A lively arc to the screw-driver indicates that the circuit is oscillating.
With an accurate wavemeter (an absolute requisite for every transmitting station) find out on what wavelength the set is oscillating.
By varying the tank circuit inductance and capacity, the set can be made to oscillate on the desired wavelength.
The grid and plate circuits are now tuned for greatest efficiency, which is usually indicated by lowest input to the plate.
Now place the antenna circuit in resonance with the driver and apply full power to the plate.
The increased input and newly added load on the oscillator will require careful readjustment of all the circuits for greatest output.
Re-check the wavelength and listen for harmonics in your receiver to discover whether or not the emitted wave is steady in character and free from thumps and warbles when the key is operated.

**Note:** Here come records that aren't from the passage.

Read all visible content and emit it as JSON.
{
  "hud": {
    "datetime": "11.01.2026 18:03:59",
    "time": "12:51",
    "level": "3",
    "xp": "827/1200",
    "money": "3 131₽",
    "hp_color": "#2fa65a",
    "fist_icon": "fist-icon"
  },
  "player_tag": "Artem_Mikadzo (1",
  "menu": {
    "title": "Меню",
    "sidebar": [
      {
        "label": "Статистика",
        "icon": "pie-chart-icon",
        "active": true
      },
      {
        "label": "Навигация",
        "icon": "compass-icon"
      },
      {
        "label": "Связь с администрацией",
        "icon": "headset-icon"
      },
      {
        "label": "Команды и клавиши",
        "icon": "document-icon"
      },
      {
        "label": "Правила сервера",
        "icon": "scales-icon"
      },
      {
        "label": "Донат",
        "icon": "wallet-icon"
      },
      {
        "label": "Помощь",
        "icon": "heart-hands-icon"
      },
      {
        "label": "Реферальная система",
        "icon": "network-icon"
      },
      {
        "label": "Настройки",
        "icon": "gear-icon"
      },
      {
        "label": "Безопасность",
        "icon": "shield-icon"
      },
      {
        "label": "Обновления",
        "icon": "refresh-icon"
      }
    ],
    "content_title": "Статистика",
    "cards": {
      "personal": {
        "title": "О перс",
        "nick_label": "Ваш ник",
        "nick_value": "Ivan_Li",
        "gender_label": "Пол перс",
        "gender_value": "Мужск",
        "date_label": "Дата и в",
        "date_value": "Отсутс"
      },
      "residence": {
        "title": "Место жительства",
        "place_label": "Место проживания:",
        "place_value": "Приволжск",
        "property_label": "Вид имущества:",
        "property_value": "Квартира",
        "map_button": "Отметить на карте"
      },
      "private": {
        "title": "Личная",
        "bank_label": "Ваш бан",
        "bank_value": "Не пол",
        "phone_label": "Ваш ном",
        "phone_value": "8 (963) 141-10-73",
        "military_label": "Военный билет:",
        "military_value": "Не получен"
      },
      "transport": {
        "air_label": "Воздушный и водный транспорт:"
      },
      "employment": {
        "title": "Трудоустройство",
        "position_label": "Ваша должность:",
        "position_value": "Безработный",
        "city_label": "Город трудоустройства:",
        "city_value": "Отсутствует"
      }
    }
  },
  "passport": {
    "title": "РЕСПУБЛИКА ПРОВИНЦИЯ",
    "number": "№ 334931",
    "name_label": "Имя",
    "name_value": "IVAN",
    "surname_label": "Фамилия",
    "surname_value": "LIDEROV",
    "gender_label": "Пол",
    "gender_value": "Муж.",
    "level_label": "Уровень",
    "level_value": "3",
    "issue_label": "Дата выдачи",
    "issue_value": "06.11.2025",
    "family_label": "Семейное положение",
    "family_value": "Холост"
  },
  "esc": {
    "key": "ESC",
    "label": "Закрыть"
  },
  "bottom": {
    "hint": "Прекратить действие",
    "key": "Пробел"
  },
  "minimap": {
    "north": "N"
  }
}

With a little additional nursing, the set should be ready for business-but don't expect to talk to Timbuktu first thing.
Really satisfactory operation can be expected only after a good deal of midnight oil and honest toil have been expended in "rehashing" the apparatus.

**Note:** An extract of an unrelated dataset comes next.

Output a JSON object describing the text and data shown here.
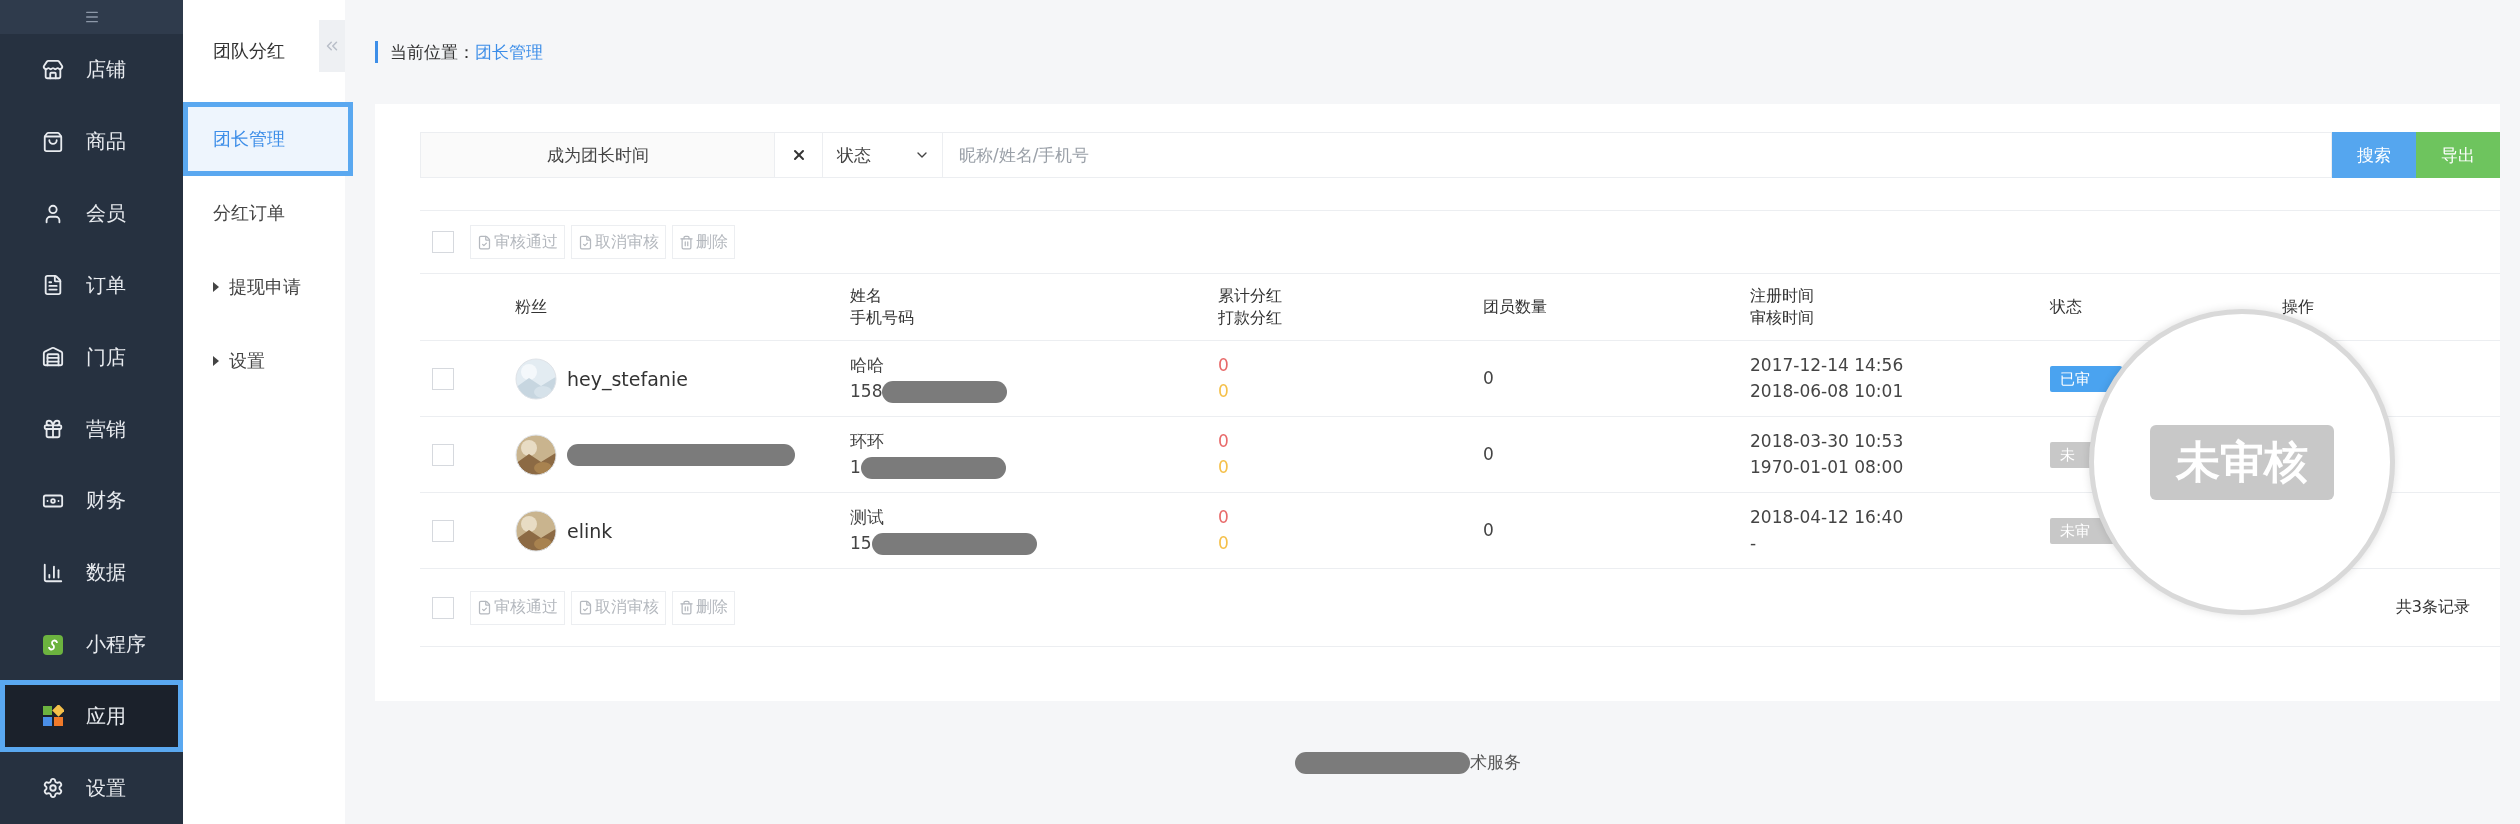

The character of the emitted signal counts for fully as much as signal strength in long distance work under adverse conditions.
A swinging antenna will cause a wobbly note, and a poorly filtered power supply will cause a deep growl instead of a flute-like D.C. note.

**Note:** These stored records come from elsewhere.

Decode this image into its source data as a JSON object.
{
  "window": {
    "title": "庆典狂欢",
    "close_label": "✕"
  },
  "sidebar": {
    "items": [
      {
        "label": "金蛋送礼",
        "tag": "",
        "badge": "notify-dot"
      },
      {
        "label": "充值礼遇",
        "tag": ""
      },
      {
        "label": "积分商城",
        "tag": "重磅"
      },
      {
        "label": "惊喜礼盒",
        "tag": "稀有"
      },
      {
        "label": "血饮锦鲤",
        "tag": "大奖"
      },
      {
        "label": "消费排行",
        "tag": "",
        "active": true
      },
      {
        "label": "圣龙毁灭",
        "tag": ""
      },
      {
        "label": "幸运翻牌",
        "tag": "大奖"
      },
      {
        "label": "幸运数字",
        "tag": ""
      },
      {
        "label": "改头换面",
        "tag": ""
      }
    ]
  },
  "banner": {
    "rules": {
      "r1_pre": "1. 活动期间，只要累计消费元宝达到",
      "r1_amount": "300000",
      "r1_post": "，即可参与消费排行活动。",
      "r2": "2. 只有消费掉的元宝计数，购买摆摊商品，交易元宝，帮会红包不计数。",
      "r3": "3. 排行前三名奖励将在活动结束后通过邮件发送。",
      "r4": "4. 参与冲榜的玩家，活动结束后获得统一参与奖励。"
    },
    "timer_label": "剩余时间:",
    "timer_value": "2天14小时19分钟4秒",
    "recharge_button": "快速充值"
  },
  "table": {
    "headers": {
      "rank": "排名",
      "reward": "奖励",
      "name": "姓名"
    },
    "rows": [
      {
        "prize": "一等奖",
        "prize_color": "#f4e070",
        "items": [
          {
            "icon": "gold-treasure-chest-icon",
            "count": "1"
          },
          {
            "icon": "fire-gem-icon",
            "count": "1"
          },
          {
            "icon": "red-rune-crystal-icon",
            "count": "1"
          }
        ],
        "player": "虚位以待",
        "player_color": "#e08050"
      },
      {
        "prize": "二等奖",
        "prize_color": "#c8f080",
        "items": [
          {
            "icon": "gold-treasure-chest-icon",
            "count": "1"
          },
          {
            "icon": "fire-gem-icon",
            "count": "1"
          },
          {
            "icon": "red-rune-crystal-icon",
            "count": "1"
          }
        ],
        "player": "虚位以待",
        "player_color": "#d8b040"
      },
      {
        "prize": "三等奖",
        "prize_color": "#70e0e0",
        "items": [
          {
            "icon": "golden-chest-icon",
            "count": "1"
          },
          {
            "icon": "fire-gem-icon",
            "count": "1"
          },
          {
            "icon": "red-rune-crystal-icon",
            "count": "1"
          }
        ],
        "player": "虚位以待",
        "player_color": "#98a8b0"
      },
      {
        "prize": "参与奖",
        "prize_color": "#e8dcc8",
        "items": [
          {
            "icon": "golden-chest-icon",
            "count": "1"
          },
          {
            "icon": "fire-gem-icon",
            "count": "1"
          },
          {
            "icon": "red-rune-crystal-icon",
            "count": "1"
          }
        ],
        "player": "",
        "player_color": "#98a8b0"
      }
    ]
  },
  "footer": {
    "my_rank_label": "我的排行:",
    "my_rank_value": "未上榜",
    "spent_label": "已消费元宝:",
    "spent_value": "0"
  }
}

In each case the remedy is almost obvious. Loose coupling to the antenna, now required in all station licenses, has been of great assistance in sharpening and steadying our signals.
A TRANSMISSION system not previously mentioned consists of a master oscillator-power amplifier arrangement.
The only type of this system that is outstandingly successful on high frequencies utilizes a quartz crystal oscillator, frequency doublers and power amplifiers to supply an absolutely unvarying frequency to the antenna—the ideal arrangement, but too complex and expensive for the unseasoned experimenter.
Even if not pursued seriously, the amateur game is an avocation decidedly worth-while.
A high frequency transmitter can gain you lasting friendships with young fellows all over the world.
It can be a novel, yet effective, means of studying that ever-interesting abstraction, human nature, or it can be a substantial foundation upon which to base later scientific work.
It has been impossible in these pages to more than outline a few of the more essential points which must be considered in the construction of an amateur high frequency transmitter.
Supplementary reading should, of course, be undertaken before one goes into the subject seriously. Ballantine's RADIO TELEPHONY FOR AMATEURS is revered almost as gospel by the amateur fraternity.
Interested parties should by all means join the American Radio Relay League (Head-
quarters, Hartford, Connecticut), a mutual organization of practically all the active amateurs in the world.
A membership will be a means of placing you in touch with all the worth-while developments in the amateur game.
The real thrill in amateur work comes not from talking to stations in distant lands, not from receiving multitudes of "QSL" cards from all the world, although these are things to stir your imagination, but from knowing that by careful and painstaking work and by diligent and systematic study you have been able to accomplish some feat or establish some fact that is a new step toward more perfect communication.